Privacy Coalition calls for greater awareness and action to protect digital privacy
Let the Netherlands not only lead the way in digitalisation, but at the same time be a leader in digital privacy and better protection for people. Make people aware of the risks, set a good example yourself and provide sufficient privacy-friendly alternatives. A broad coalition of organisations and companies made that call today to the Lower House in a manifesto.
The new Privacy Coalition notes in a joint manifesto that more and more digital platforms, services and apps are collecting users' data without them realising it. That data is resold and linked and then used to track people, track and influence their online behaviour. "This creates a digital profile on the basis of which companies and even governments make decisions that have a major impact on our lives, without our control," the coalition said. It also warns of further polarisation in society as people are no longer in control of what information they can and cannot see online.
Freedom of choice
Legislation to curb the unbridled use of personal data is being drafted at both European and national levels. But we are not going to make it with regulation and supervision alone; developments are moving so fast that we will always be behind the times, argues the Privacy Coalition.
The Privacy Coalition asks the House of Representatives' Standing Committee on Digital Affairs to be much more active in raising awareness among people about the importance of digital privacy. The government, but also the business community, could set a good example in this itself by only using digital platforms and services that respect privacy. The coalition also advocates more support for privacy-friendly alternatives, so that people have freedom of choice.

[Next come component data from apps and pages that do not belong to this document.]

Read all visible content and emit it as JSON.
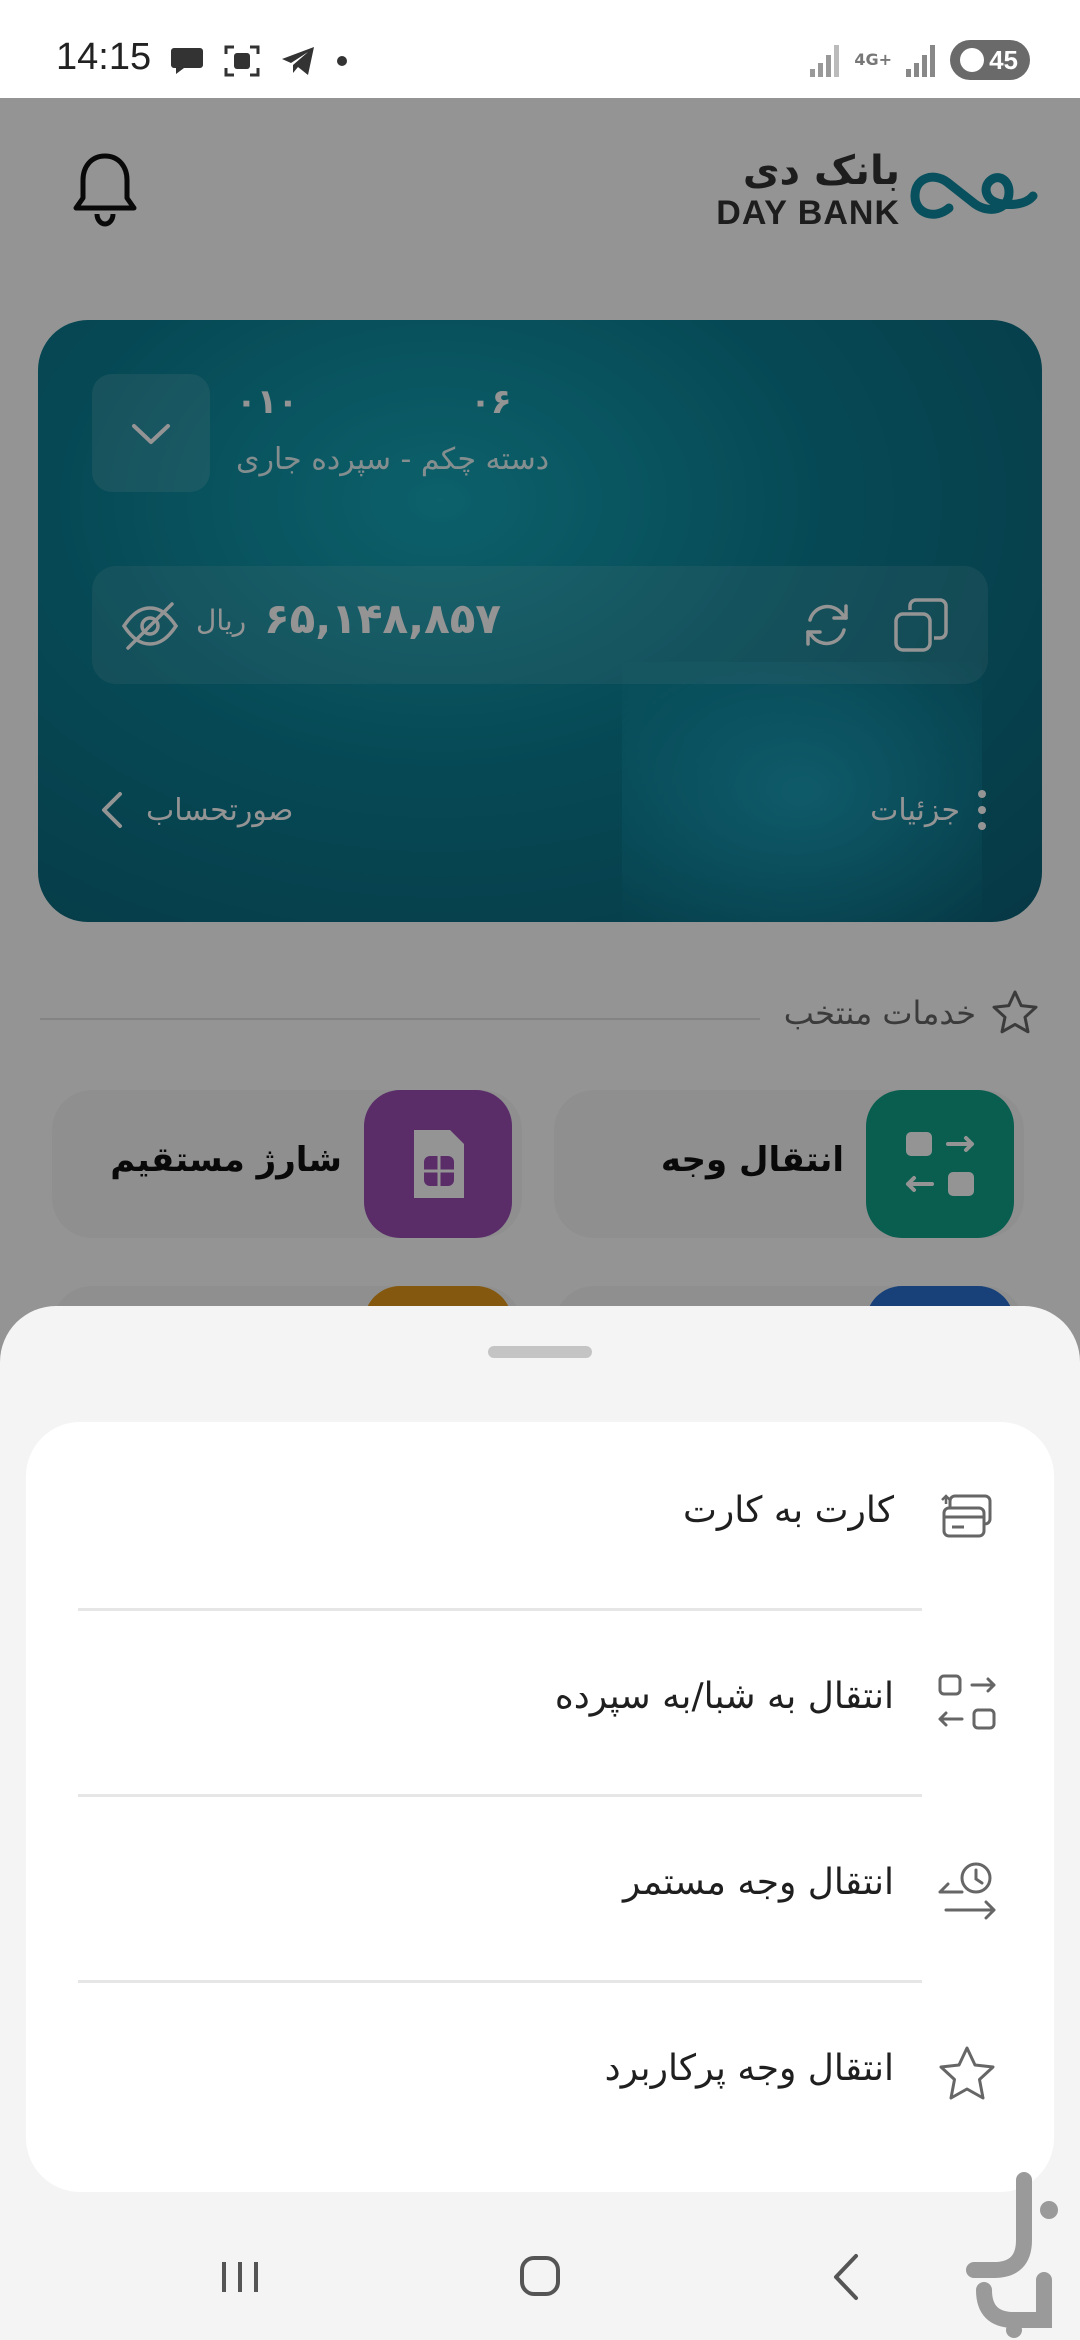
{
  "status_bar": {
    "time": "14:15",
    "left_icons": [
      "chat-bubble-icon",
      "scan-icon",
      "telegram-icon",
      "dot-icon"
    ],
    "network": [
      "4G+"
    ],
    "battery": "45"
  },
  "header": {
    "logo_fa": "بانک دی",
    "logo_en": "DAY BANK",
    "bell_icon": "bell-icon"
  },
  "account_card": {
    "account_part1": "۰۱۰",
    "account_part2": "۰۶",
    "account_title": "دسته چکم - سپرده جاری",
    "currency": "ریال",
    "balance": "۶۵,۱۴۸,۸۵۷",
    "statement_label": "صورتحساب",
    "details_label": "جزئیات",
    "colors": {
      "card_start": "#15a7b8",
      "card_end": "#0b6176"
    }
  },
  "services": {
    "title": "خدمات منتخب",
    "tiles": [
      {
        "label": "انتقال وجه",
        "icon": "transfer-icon",
        "color": "#12a38a"
      },
      {
        "label": "شارژ مستقیم",
        "icon": "sim-card-icon",
        "color": "#9b4fb6"
      }
    ]
  },
  "sheet": {
    "items": [
      {
        "label": "کارت به کارت",
        "icon": "card-to-card-icon"
      },
      {
        "label": "انتقال به شبا/به سپرده",
        "icon": "transfer-icon"
      },
      {
        "label": "انتقال وجه مستمر",
        "icon": "recurring-transfer-icon"
      },
      {
        "label": "انتقال وجه پرکاربرد",
        "icon": "star-icon"
      }
    ]
  },
  "navbar": {
    "buttons": [
      "recents-icon",
      "home-icon",
      "back-icon"
    ]
  }
}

"We see digital platforms getting more and more dexterous in collecting data from users without being transparent about it," says Haykush Hakobyan of Privacy First, one of the initiators of the Privacy Coalition. "People think the services are free, but they are unknowingly paying a high price with their personal data. We need to stop that trend now. It is a social responsibility of companies, organisations and governments to actively engage in digital privacy. There are plenty of technological options to be digitally active without violating privacy."
Hakobyan called on the House of Representatives to organise a technical briefing with providers of privacy-friendly solutions. "Recently, the Lower House held a hearing with Google and Facebook, among others. It is now time to also give the floor to parties that do respect people's privacy." The Privacy Coalition invited the digital committee of the House of Representatives to keep talking and find solutions.
Lisa van Ginneken, who sits on the Digital Affairs Committee on behalf of D66: "As far as I am concerned, privacy is non-negotiable. It is a basic principle that guarantees our freedom and our right not to be spied upon. In physical space but also on the internet. Digital human rights are not a capstone but a starting point of any technological development."
Download the current manifesto here (pdf) of the Privacy Coalition with all co-signatories.